Those advocating for a cleanup of the Willamette River were alarmed by last week's news that the Trump administration has given industrial polluters a larger say in how they will clean up their toxic legacy in Oregon's iconic waterway.
So were we.
As detailed by Portland Tribune reporter Steve Law, the Environmental Protection Agency is considering allowing four of the Willamette's largest past polluters to head a key study that will provide a baseline for future efforts to remove contaminants from the river sediment.
It's key for companies that polluted the river to be involved in the cleanup. But river watchers say those believed to make up the Gang of Four tapped by EPA chief Scott Pruitt have until now seemed more intent on slowing down the cleanup of the Superfund site than finding solutions.
U.S. Sen. Jeff Merkley told the Tribune he fears the secret deliberations may be intended to "unravel" years of work on the project.
At issue is who will pay for a new assessment of the river's health. Some past studies of sediment and toxicity levels in fish are now up to a decade old.
The Oregon Legislature earmarked $8 million to finance a new baseline study and the state, joined by the city of Portland and NW Natural (an industrial polluter) gave the EPA plans to do so in late May.
But as Law reported last week, EPA officials were secretly meeting with a group of industrial polluters who wanted to control the study.
The EPA refused to disclose the four companies involved but the Portland Tribune learned that one is Arkema, a chemical company based in France that once manufactured DDT on the river. The other members are thought to be Evraz, a Russian-owned steel company; Texas-based Exxon-Mobil; and an entity known as Marine Group, which may be more than one company.
The secrecy of the talks is troubling, particularly in a process in which trust and credibility are key.
It took the EPA more than 16 years to devise the river cleanup plan, released in the waning days of the Obama administration. The baseline study could take two years and then the actual cleanup is expected to take another 13 years.
Given that the EPA won't confirm the four entities making a pitch to fund the baseline study, it's hard for us to know if they can be trusted.
That's not the case with the proposal put forth by the city, state and NW Natural.
All three entities likely contributed to the pollution, which means they will be on the hook for cleanup costs. But unlike some of the other polluters, these three parties have strong connections to the Portland community and said from the start they want to clean up the river as quickly and efficiently as possible.
This is a key point, as every year that passes without mitigating the historic pollution is a year that halts needed development along the river.
Last summer, as the EPA was preparing its Record of Decision to guide the cleanup, we urged a practical approach that recognized that there is no longer a "fund" of federal money to mitigate Superfund sites. Rather, the cost will be borne primarily by local public agencies and private companies that polluted the river — in some cases decades ago.

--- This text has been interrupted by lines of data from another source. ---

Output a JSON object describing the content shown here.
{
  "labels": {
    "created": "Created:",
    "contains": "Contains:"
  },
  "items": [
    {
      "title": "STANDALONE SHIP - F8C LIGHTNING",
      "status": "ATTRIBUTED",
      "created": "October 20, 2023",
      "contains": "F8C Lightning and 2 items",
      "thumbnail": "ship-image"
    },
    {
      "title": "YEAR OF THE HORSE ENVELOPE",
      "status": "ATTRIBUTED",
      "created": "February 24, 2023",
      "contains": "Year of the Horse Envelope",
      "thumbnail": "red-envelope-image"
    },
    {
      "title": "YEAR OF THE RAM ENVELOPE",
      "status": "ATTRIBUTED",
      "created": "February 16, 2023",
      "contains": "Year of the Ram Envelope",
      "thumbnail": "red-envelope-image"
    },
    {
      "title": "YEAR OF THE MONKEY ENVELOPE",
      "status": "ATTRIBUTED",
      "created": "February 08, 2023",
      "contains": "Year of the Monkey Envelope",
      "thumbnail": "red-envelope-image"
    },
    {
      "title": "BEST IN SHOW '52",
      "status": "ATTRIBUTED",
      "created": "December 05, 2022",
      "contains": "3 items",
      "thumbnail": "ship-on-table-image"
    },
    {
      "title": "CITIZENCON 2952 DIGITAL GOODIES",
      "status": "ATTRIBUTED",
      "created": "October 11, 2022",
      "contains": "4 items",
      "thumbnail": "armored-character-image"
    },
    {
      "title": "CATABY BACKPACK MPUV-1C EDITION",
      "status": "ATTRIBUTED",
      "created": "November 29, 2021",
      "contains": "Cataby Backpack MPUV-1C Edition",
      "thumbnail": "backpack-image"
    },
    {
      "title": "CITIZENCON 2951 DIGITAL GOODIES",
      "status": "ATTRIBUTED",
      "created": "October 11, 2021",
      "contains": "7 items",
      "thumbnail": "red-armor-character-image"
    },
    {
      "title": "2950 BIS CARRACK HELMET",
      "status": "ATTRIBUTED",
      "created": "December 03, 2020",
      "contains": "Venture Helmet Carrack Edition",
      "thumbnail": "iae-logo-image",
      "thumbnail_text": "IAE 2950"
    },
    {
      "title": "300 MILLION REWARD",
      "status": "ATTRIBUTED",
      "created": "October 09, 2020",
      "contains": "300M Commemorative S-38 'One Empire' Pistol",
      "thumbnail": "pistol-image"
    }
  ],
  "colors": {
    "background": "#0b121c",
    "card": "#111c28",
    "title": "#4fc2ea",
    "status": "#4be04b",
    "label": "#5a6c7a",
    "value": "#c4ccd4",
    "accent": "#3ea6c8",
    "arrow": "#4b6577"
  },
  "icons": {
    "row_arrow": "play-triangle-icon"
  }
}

As a result, we need a plan that acknowledges that the cost of removing all trace of pollutants is prohibitive, that avoids litigation and moves quickly to start mitigation in the river's most polluted areas.
If secret meetings with unnamed private out-of-state (and, likely out-of-country) interests produce a plan for a baseline study that achieves those goals and earns the backing of the city, state and local private polluters, it should be considered.
Otherwise, it should be viewed as a diversion that muddies the waters and slows down a project that should have started years ago.